The Nicaraguan authorities must urgently launch a full, independent and impartial investigation into fatal clashes that broke out this week in the aftermath of a disputed presidential election on Sunday.
At least four people have died and scores were injured amid confrontations across the country between supporters and opponents of Daniel Ortega, who was re-elected to a third term in the presidency with a reported 61 per cent of the vote.
“Nicaragua's political institutions are in the spotlight. The authorities must respond to this fatal violence with a thorough investigation into the circumstances around the killings and casualties,” said Guadalupe Marengo, Americas Deputy Programme Director at Amnesty International.
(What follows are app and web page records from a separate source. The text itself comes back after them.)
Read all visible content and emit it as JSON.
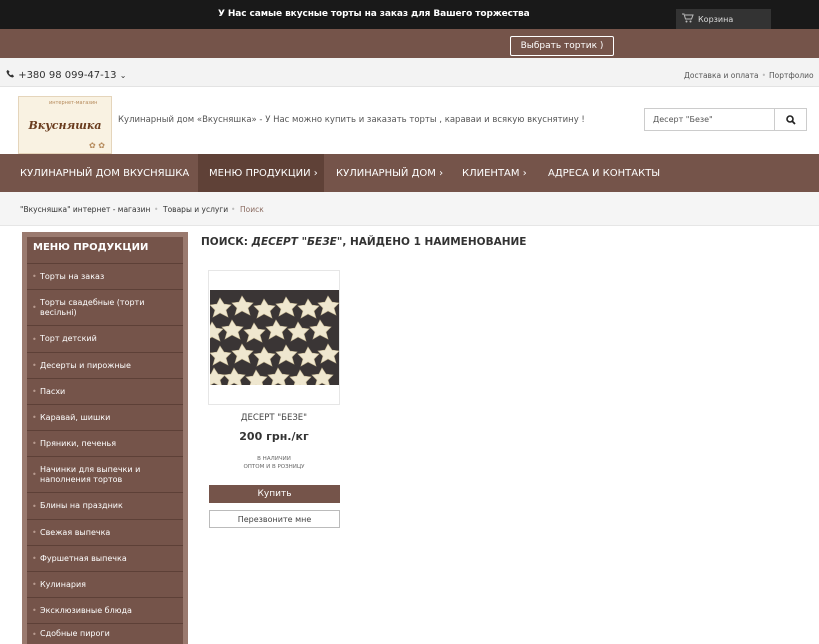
{
  "topbar": {
    "cart_label": "Корзина",
    "cart_icon": "cart-icon"
  },
  "promo": {
    "text": "У Нас самые вкусные торты на заказ для Вашего торжества",
    "button_label": "Выбрать тортик )"
  },
  "contact": {
    "phone": "+380 98 099-47-13",
    "links": [
      "Доставка и оплата",
      "Портфолио"
    ]
  },
  "header": {
    "logo_top": "интернет-магазин",
    "logo_text": "Вкусняшка",
    "tagline": "Кулинарный дом «Вкусняшка» - У Нас можно купить и заказать торты , караваи и всякую вкуснятину !",
    "search_value": "Десерт \"Безе\"",
    "search_icon": "search-icon"
  },
  "nav": {
    "items": [
      {
        "label": "КУЛИНАРНЫЙ ДОМ ВКУСНЯШКА"
      },
      {
        "label": "МЕНЮ ПРОДУКЦИИ ›"
      },
      {
        "label": "КУЛИНАРНЫЙ ДОМ ›"
      },
      {
        "label": "КЛИЕНТАМ ›"
      },
      {
        "label": "АДРЕСА И КОНТАКТЫ"
      }
    ]
  },
  "breadcrumbs": [
    "\"Вкусняшка\" интернет - магазин",
    "Товары и услуги",
    "Поиск"
  ],
  "sidebar": {
    "title": "МЕНЮ ПРОДУКЦИИ",
    "items": [
      "Торты на заказ",
      "Торты свадебные (торти весільні)",
      "Торт детский",
      "Десерты и пирожные",
      "Пасхи",
      "Каравай, шишки",
      "Пряники, печенья",
      "Начинки для выпечки и наполнения тортов",
      "Блины на праздник",
      "Свежая выпечка",
      "Фуршетная выпечка",
      "Кулинария",
      "Эксклюзивные блюда",
      "Сдобные пироги"
    ]
  },
  "main": {
    "title_prefix": "ПОИСК: ",
    "title_query": "ДЕСЕРТ \"БЕЗЕ\"",
    "title_suffix": ", НАЙДЕНО 1 НАИМЕНОВАНИЕ",
    "product": {
      "name": "ДЕСЕРТ \"БЕЗЕ\"",
      "price": "200 грн./кг",
      "stock_line1": "В НАЛИЧИИ",
      "stock_line2": "ОПТОМ И В РОЗНИЦУ",
      "buy_label": "Купить",
      "call_label": "Перезвоните мне"
    }
  },
  "colors": {
    "brand": "#75544a",
    "brand_dark": "#5f4137",
    "topbar": "#191919"
  }
}
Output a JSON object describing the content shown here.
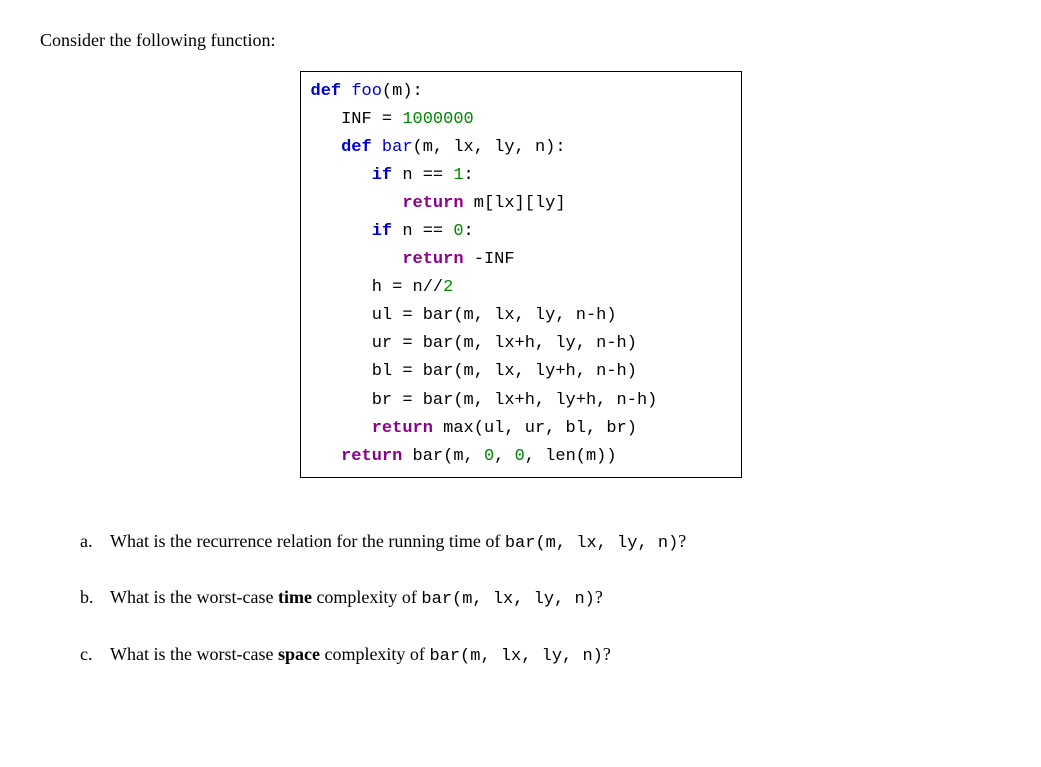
{
  "intro": "Consider the following function:",
  "code": {
    "l1": {
      "def": "def",
      "fn": "foo",
      "rest": "(m):"
    },
    "l2": {
      "pre": "   INF = ",
      "num": "1000000"
    },
    "l3": {
      "def": "def",
      "fn": "bar",
      "rest": "(m, lx, ly, n):"
    },
    "l4": {
      "pre": "      ",
      "ifkw": "if",
      "mid": " n == ",
      "num": "1",
      "colon": ":"
    },
    "l5": {
      "pre": "         ",
      "ret": "return",
      "rest": " m[lx][ly]"
    },
    "l6": {
      "pre": "      ",
      "ifkw": "if",
      "mid": " n == ",
      "num": "0",
      "colon": ":"
    },
    "l7": {
      "pre": "         ",
      "ret": "return",
      "rest": " -INF"
    },
    "l8": {
      "pre": "      h = n//",
      "num": "2"
    },
    "l9": "      ul = bar(m, lx, ly, n-h)",
    "l10": "      ur = bar(m, lx+h, ly, n-h)",
    "l11": "      bl = bar(m, lx, ly+h, n-h)",
    "l12": "      br = bar(m, lx+h, ly+h, n-h)",
    "l13": {
      "pre": "      ",
      "ret": "return",
      "rest": " max(ul, ur, bl, br)"
    },
    "l14": {
      "pre": "   ",
      "ret": "return",
      "rest1": " bar(m, ",
      "z1": "0",
      "c1": ", ",
      "z2": "0",
      "rest2": ", len(m))"
    }
  },
  "questions": {
    "a": {
      "marker": "a.",
      "t1": "What is the recurrence relation for the running time of ",
      "code": "bar(m, lx, ly, n)",
      "t2": "?"
    },
    "b": {
      "marker": "b.",
      "t1": "What is the worst-case ",
      "bold": "time",
      "t2": " complexity of ",
      "code": "bar(m, lx, ly, n)",
      "t3": "?"
    },
    "c": {
      "marker": "c.",
      "t1": "What is the worst-case ",
      "bold": "space",
      "t2": " complexity of ",
      "code": "bar(m, lx, ly, n)",
      "t3": "?"
    }
  }
}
“This must be carried out promptly by a competent, impartial body, and those found responsible must be brought to justice swiftly.”
The four confirmed fatalities were all as a result of bullet wounds. Those killed include a political secretary for Ortega's Sandinista National Liberation Front (FSLN) party in the northern town of Siuna, as well as three supporters of the opposition Independent Liberal Party (PLI) in San José de Cusmapa, in north-western Nicaragua.
A police commissioner has told media that seven police officers were among those injured in the Siuna clashes.
After the electoral authority announced Ortega's victory on Tuesday, crowds took to the streets to protest across the country, including in the capital Managua.
On Thursday a group of around 30 youth activists from the Nicaragua 2.0 movement were taking part in an anti-Ortega demonstration outside the University of Central America in Managua when they were allegedly threatened and attacked by FSLN youth supporters. Police officers present at the scene reportedly did not intervene to prevent the attacks.
“Incidents like the one outside the university are worrying. Action must be taken to ensure the right of all Nicaraguans to peacefully demonstrate is upheld,” said Guadalupe Marengo.
Earlier this year, an Amnesty International delegation visited Nicaragua and met candidates running for office in the presidential and congressional elections. The organization urged the new leaders to espouse an effective human rights plan for Nicaragua.
“The deadly clashes that broke out after this week's disputed election result are just another indicator of the worrying human rights situation in Nicaragua,” said Guadalupe Marengo.
“Nicaragua's new government must commit itself to drawing up and implementing a firm plan aimed at achieving real results to improve and protect human rights for all in Nicaragua.”